_What the task requires_:
List all lines of the data containing the word "частота".

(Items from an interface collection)

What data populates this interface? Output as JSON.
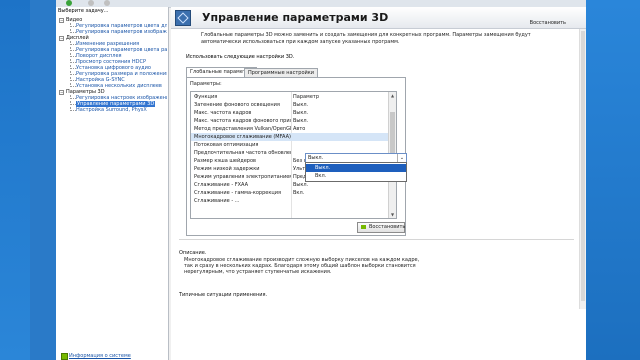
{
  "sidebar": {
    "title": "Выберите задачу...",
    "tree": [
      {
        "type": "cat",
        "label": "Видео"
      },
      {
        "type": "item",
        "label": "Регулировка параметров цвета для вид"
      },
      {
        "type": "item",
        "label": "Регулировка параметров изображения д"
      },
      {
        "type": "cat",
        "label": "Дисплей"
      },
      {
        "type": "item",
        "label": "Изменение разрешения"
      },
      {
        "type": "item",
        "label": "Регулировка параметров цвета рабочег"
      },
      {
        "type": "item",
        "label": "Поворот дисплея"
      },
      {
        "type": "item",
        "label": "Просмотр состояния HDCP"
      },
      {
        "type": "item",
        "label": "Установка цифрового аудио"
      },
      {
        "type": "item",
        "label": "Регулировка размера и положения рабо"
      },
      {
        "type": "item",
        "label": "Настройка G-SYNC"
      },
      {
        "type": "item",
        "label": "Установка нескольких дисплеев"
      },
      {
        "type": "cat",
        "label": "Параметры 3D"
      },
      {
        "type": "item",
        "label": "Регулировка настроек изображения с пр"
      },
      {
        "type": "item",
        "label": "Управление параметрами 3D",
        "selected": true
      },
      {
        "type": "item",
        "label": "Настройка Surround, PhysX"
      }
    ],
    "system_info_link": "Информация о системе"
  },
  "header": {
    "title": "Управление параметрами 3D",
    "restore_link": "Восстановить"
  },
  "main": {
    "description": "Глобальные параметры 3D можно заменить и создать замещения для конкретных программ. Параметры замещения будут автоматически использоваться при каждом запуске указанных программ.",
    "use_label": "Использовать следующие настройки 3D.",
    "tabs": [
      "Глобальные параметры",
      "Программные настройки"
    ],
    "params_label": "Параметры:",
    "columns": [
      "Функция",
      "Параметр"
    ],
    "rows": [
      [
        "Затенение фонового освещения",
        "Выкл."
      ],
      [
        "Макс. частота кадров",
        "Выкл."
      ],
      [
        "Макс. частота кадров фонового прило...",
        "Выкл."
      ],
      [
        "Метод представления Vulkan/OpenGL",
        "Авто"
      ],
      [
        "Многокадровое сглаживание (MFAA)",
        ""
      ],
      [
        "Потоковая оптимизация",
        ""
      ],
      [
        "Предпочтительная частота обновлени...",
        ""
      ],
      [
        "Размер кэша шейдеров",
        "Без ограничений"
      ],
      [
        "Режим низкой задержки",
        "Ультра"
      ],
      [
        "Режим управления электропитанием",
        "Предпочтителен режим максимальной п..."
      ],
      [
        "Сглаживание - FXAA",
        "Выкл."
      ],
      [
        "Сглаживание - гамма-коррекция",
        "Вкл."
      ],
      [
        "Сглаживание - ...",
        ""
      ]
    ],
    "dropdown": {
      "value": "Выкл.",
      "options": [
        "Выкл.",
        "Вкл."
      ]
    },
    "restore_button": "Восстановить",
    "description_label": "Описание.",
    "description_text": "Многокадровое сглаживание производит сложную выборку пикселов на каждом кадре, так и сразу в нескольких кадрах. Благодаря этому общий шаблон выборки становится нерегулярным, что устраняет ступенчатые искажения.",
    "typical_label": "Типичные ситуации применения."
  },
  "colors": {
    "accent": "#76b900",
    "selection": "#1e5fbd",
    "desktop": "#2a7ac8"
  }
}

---

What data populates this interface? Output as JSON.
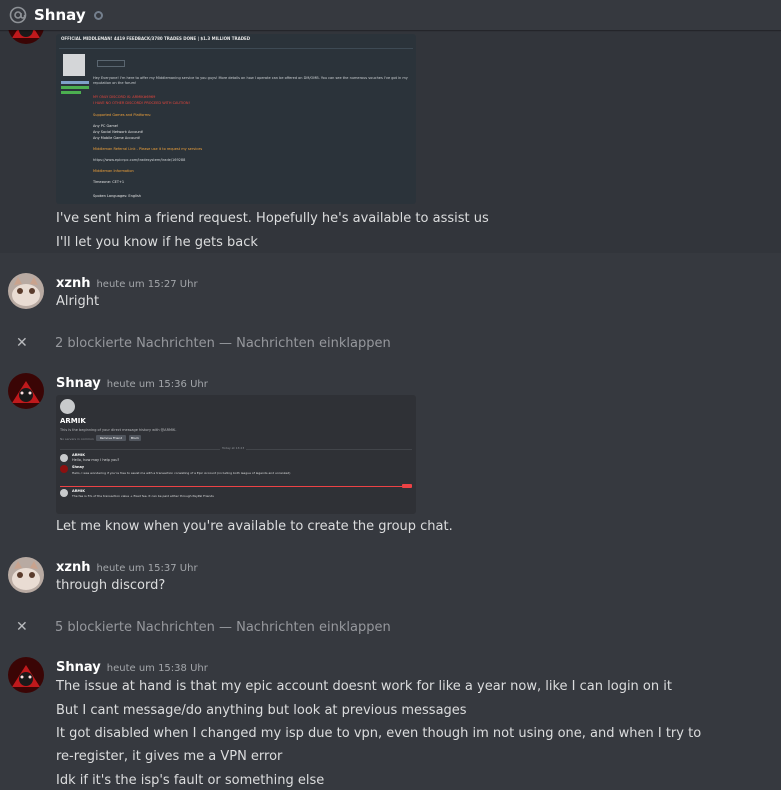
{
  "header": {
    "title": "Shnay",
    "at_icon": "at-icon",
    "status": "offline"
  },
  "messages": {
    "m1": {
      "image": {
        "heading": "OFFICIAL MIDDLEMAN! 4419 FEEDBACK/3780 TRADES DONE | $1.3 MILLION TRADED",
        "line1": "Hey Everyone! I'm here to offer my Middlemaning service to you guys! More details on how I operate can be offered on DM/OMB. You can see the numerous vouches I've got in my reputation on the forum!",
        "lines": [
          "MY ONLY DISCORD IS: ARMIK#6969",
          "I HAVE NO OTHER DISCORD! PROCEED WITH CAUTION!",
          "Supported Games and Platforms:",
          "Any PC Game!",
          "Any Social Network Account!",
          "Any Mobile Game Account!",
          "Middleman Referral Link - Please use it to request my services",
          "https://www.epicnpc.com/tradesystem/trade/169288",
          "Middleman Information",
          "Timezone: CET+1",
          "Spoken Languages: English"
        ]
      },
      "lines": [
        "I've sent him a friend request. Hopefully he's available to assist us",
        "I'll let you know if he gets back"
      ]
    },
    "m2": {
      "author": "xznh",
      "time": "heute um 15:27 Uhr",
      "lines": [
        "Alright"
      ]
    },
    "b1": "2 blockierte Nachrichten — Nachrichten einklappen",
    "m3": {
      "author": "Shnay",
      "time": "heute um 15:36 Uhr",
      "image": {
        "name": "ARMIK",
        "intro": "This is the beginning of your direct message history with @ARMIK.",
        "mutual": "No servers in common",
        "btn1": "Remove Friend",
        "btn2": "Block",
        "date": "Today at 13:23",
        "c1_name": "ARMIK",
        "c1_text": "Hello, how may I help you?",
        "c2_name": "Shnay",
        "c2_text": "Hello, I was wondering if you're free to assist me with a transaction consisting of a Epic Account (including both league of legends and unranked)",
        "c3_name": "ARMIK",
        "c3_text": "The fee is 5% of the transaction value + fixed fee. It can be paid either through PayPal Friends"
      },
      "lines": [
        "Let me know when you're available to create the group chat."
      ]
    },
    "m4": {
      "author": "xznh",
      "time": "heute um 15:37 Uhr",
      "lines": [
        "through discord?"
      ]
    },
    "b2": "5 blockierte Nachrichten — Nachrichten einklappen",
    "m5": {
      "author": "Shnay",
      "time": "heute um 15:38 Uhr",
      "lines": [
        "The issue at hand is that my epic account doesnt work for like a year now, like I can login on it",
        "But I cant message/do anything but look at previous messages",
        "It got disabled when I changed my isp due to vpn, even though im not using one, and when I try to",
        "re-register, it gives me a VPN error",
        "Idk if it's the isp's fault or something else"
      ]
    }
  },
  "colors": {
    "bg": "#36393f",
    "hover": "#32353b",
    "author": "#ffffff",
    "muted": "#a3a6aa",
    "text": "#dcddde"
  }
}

_Solution to this task_:
        "Макс. частота кадров",
        "Макс. частота кадров фонового прило...",
        "Предпочтительная частота обновлени...",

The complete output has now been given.